True Activists Don’t Just Drive ByEmily Ladau

Here’s an unpopular opinion: Anderson Cooper’s recent coverage of “drive-by lawsuits” on 60 Minutes wasn’t nearly as egregious as many disabled people seem to believe. Such lawsuits, named for the speed and lack of warning with which they are initiated, are filed against business owners whose locations do not fully comply with the accessibility standards set forth by the Americans with Disabilities Act. Cooper’s angle was, unfortunately, strongly slanted against the importance of adhering to the laws set forth by the ADA. But even from my vantage point as a wheelchair user and activist who fights fiercely for accessibility, I’m not fully on board with the disability community directing the majority of their anger toward Cooper. Though his reporting on these lawsuits missed the mark in multiple ways, it shouldn’t go unnoticed that Cooper exposed a major issue: There are lawyers out there undermining the hard work of activists, and the ADA itself, by recruiting disabled people to sue for even the most minor ADA violations as a money-making scheme.
— Emily Ladau, editor-in-chief, Rooted in Rights,
www.rootedinrights.org/true-activists-dont-just-drive-by/

wheelchair-ramps-and-access-from-hellUm, Where’s the Ramp?

Facebook wheelers got a chuckle from this photo shared by Wheelchair Ramps and Access from Hell.

This moving photograph was taken during a ceremony on the Standing Rock Sioux Reservation on Dec. 5 in which veterans asked to be forgiven for past transgressions by the U.S. military. The power wheelchair user conducting the ceremony is Lakota spiritual leader Leonard Crow Dog and the veteran kneeling in front of him is Wesley Clark Jr., son of former supreme commander at NATO, retired general Wesley Clark Sr.
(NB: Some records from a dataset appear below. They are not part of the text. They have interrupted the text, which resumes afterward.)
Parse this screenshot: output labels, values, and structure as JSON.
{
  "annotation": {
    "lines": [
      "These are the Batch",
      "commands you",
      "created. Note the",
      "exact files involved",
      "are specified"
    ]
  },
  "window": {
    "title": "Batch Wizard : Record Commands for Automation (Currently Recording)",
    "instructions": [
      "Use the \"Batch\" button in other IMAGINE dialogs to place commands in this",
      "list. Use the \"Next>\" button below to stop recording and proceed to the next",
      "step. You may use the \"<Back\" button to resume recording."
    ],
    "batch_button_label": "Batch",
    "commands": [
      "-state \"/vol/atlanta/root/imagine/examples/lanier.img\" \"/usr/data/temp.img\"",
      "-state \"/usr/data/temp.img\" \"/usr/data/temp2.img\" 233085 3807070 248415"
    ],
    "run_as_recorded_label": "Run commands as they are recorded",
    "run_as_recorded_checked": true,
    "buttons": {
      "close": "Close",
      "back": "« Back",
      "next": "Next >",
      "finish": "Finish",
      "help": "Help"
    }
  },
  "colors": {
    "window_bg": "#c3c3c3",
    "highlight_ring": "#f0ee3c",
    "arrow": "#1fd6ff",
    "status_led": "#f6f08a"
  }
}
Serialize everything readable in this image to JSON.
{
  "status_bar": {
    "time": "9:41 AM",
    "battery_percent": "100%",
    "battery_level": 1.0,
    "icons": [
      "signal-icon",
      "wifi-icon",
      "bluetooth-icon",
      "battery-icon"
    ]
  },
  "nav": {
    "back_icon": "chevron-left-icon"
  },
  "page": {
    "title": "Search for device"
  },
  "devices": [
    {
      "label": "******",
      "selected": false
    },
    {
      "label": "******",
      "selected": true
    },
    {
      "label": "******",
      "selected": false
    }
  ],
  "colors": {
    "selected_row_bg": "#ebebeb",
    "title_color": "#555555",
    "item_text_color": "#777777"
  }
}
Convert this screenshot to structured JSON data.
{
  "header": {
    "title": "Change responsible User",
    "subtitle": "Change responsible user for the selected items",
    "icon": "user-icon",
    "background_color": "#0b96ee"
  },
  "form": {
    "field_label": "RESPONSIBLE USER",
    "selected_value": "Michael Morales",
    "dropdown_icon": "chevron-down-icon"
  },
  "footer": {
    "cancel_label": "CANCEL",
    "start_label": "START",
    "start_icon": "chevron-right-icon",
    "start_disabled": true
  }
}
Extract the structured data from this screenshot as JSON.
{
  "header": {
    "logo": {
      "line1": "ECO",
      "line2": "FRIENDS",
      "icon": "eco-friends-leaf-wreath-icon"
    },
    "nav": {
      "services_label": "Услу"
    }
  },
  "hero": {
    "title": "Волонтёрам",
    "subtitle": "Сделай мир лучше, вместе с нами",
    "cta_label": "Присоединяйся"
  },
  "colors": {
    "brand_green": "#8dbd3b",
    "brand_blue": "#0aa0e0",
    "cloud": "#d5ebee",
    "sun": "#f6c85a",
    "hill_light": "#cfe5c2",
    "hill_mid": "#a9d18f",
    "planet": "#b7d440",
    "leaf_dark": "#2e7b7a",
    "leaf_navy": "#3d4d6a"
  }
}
This moving photograph was taken during a ceremony on the Standing Rock Sioux Reservation on Dec. 5 in which veterans asked to be forgiven for past transgressions by the U.S. military. The power wheelchair user conducting the ceremony is Lakota spiritual leader Leonard Crow Dog and the veteran kneeling in front of him is Wesley Clark Jr., son of former supreme commander at NATO, retired general Wesley Clark Sr.